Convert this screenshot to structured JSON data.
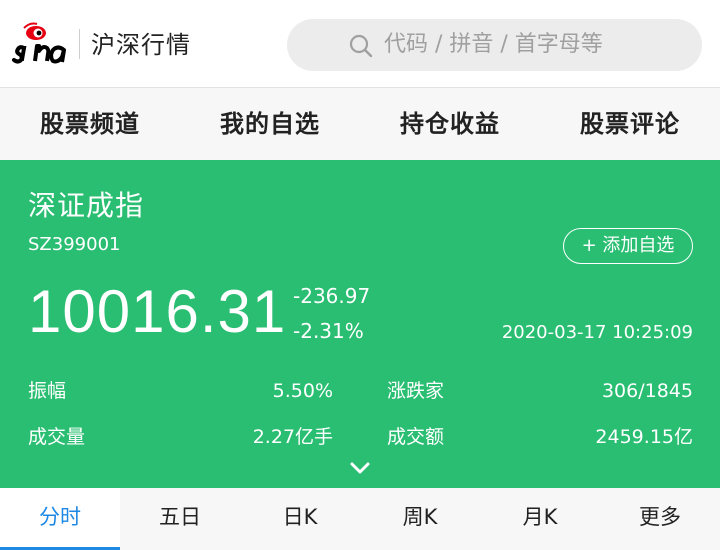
{
  "header": {
    "site_title": "沪深行情",
    "search_placeholder": "代码 / 拼音 / 首字母等"
  },
  "nav": [
    {
      "label": "股票频道"
    },
    {
      "label": "我的自选"
    },
    {
      "label": "持仓收益"
    },
    {
      "label": "股票评论"
    }
  ],
  "quote": {
    "name": "深证成指",
    "code": "SZ399001",
    "add_label": "+ 添加自选",
    "price": "10016.31",
    "change": "-236.97",
    "change_pct": "-2.31%",
    "timestamp": "2020-03-17 10:25:09",
    "stats": {
      "amplitude_label": "振幅",
      "amplitude_value": "5.50%",
      "updown_label": "涨跌家",
      "updown_value": "306/1845",
      "volume_label": "成交量",
      "volume_value": "2.27亿手",
      "turnover_label": "成交额",
      "turnover_value": "2459.15亿"
    }
  },
  "tabs": [
    {
      "label": "分时"
    },
    {
      "label": "五日"
    },
    {
      "label": "日K"
    },
    {
      "label": "周K"
    },
    {
      "label": "月K"
    },
    {
      "label": "更多"
    }
  ],
  "colors": {
    "quote_bg": "#29be72",
    "active_tab": "#1e88e5",
    "logo_red": "#e60012"
  },
  "icons": {
    "logo": "sina-logo",
    "search": "search-icon",
    "expand": "chevron-down-icon"
  }
}
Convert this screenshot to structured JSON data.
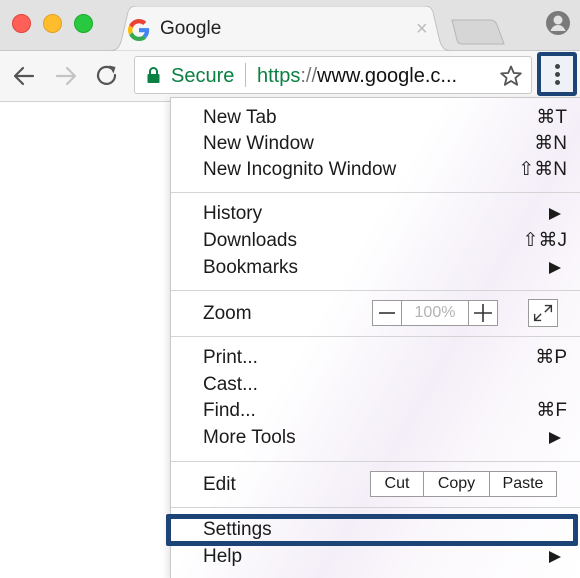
{
  "tab": {
    "title": "Google",
    "close": "×"
  },
  "address_bar": {
    "secure_label": "Secure",
    "url_scheme": "https",
    "url_separator": "://",
    "url_host": "www.google.c..."
  },
  "menu": {
    "new_tab": {
      "label": "New Tab",
      "shortcut": "⌘T"
    },
    "new_window": {
      "label": "New Window",
      "shortcut": "⌘N"
    },
    "new_incognito": {
      "label": "New Incognito Window",
      "shortcut": "⇧⌘N"
    },
    "history": {
      "label": "History"
    },
    "downloads": {
      "label": "Downloads",
      "shortcut": "⇧⌘J"
    },
    "bookmarks": {
      "label": "Bookmarks"
    },
    "zoom": {
      "label": "Zoom",
      "minus": "—",
      "value": "100%",
      "plus": "+"
    },
    "print": {
      "label": "Print...",
      "shortcut": "⌘P"
    },
    "cast": {
      "label": "Cast..."
    },
    "find": {
      "label": "Find...",
      "shortcut": "⌘F"
    },
    "more_tools": {
      "label": "More Tools"
    },
    "edit": {
      "label": "Edit",
      "cut": "Cut",
      "copy": "Copy",
      "paste": "Paste"
    },
    "settings": {
      "label": "Settings"
    },
    "help": {
      "label": "Help"
    }
  },
  "colors": {
    "secure_green": "#0b8043",
    "highlight_border": "#1d4477",
    "mac_close": "#fe5f57",
    "mac_minimize": "#ffbd2e",
    "mac_maximize": "#28c940"
  },
  "icons": {
    "window_controls": [
      "close-light",
      "minimize-light",
      "maximize-light"
    ],
    "tab": [
      "google-favicon",
      "tab-close-icon"
    ],
    "toolbar": [
      "back-arrow-icon",
      "forward-arrow-icon",
      "reload-icon",
      "lock-icon",
      "star-icon",
      "three-dot-menu-icon",
      "profile-icon"
    ],
    "menu": [
      "submenu-arrow-icon",
      "zoom-minus-icon",
      "zoom-plus-icon",
      "fullscreen-icon"
    ]
  }
}
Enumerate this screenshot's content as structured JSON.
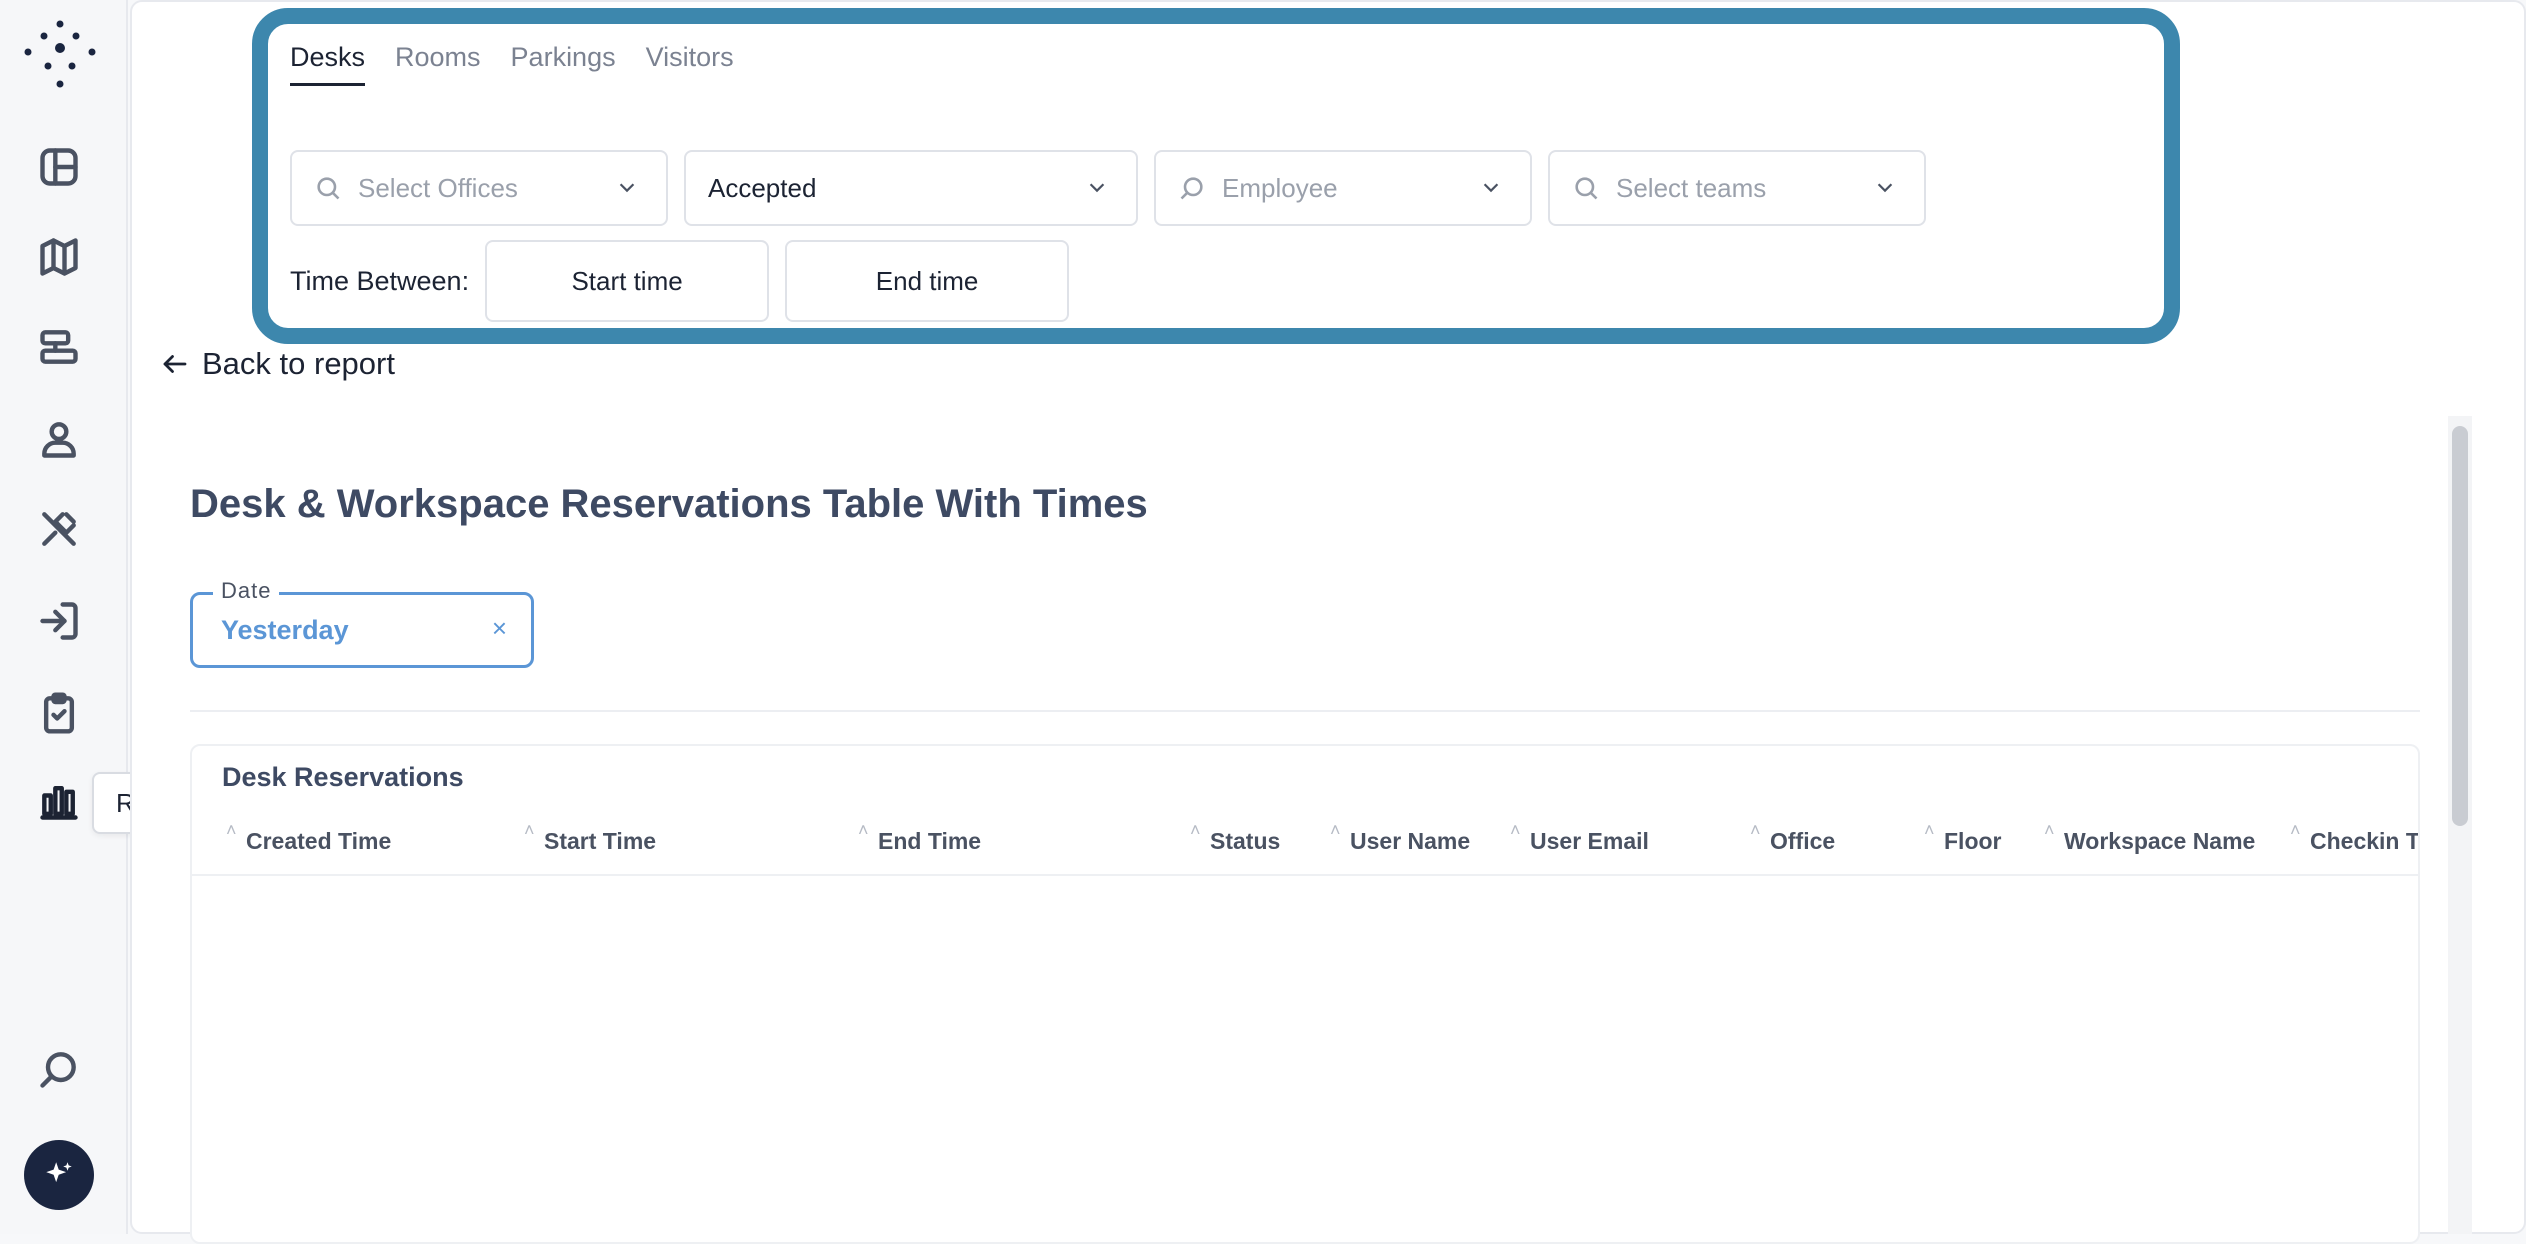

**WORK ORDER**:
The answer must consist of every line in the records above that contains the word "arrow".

**RESPONSE BELOW**:
      "back-arrow-icon",
      "forward-arrow-icon",
      "submenu-arrow-icon",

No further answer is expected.